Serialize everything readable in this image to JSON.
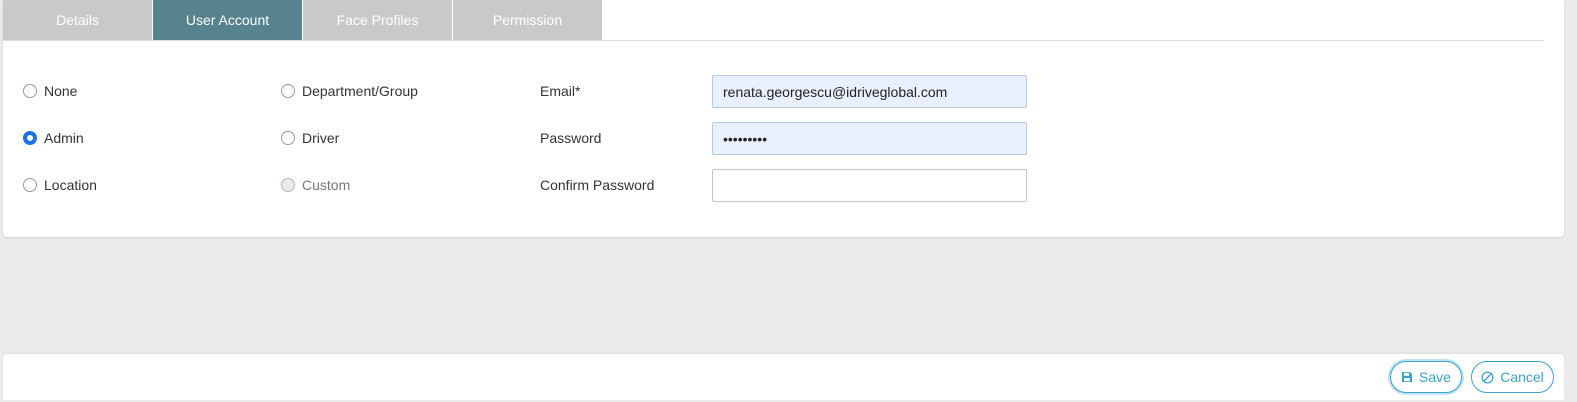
{
  "tabs": [
    {
      "label": "Details",
      "active": false
    },
    {
      "label": "User Account",
      "active": true
    },
    {
      "label": "Face Profiles",
      "active": false
    },
    {
      "label": "Permission",
      "active": false
    }
  ],
  "roles": {
    "none": {
      "label": "None",
      "checked": false
    },
    "department_group": {
      "label": "Department/Group",
      "checked": false
    },
    "admin": {
      "label": "Admin",
      "checked": true
    },
    "driver": {
      "label": "Driver",
      "checked": false
    },
    "location": {
      "label": "Location",
      "checked": false
    },
    "custom": {
      "label": "Custom",
      "checked": false,
      "disabled": true
    }
  },
  "form": {
    "email_label": "Email*",
    "email_value": "renata.georgescu@idriveglobal.com",
    "password_label": "Password",
    "password_value": "•••••••••",
    "confirm_password_label": "Confirm Password",
    "confirm_password_value": ""
  },
  "footer": {
    "save_label": "Save",
    "cancel_label": "Cancel"
  },
  "colors": {
    "tab_active": "#57838f",
    "tab_inactive": "#c9c9c9",
    "accent": "#3da3c9",
    "radio_checked": "#1a73e8",
    "autofill_bg": "#e8f0fe"
  }
}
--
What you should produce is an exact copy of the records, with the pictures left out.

Solution for this problem:
Serialize everything readable in this image to JSON.
{
  "tabs": [
    {
      "label": "Details",
      "active": false
    },
    {
      "label": "User Account",
      "active": true
    },
    {
      "label": "Face Profiles",
      "active": false
    },
    {
      "label": "Permission",
      "active": false
    }
  ],
  "roles": {
    "none": {
      "label": "None",
      "checked": false
    },
    "department_group": {
      "label": "Department/Group",
      "checked": false
    },
    "admin": {
      "label": "Admin",
      "checked": true
    },
    "driver": {
      "label": "Driver",
      "checked": false
    },
    "location": {
      "label": "Location",
      "checked": false
    },
    "custom": {
      "label": "Custom",
      "checked": false,
      "disabled": true
    }
  },
  "form": {
    "email_label": "Email*",
    "email_value": "renata.georgescu@idriveglobal.com",
    "password_label": "Password",
    "password_value": "•••••••••",
    "confirm_password_label": "Confirm Password",
    "confirm_password_value": ""
  },
  "footer": {
    "save_label": "Save",
    "cancel_label": "Cancel"
  },
  "colors": {
    "tab_active": "#57838f",
    "tab_inactive": "#c9c9c9",
    "accent": "#3da3c9",
    "radio_checked": "#1a73e8",
    "autofill_bg": "#e8f0fe"
  }
}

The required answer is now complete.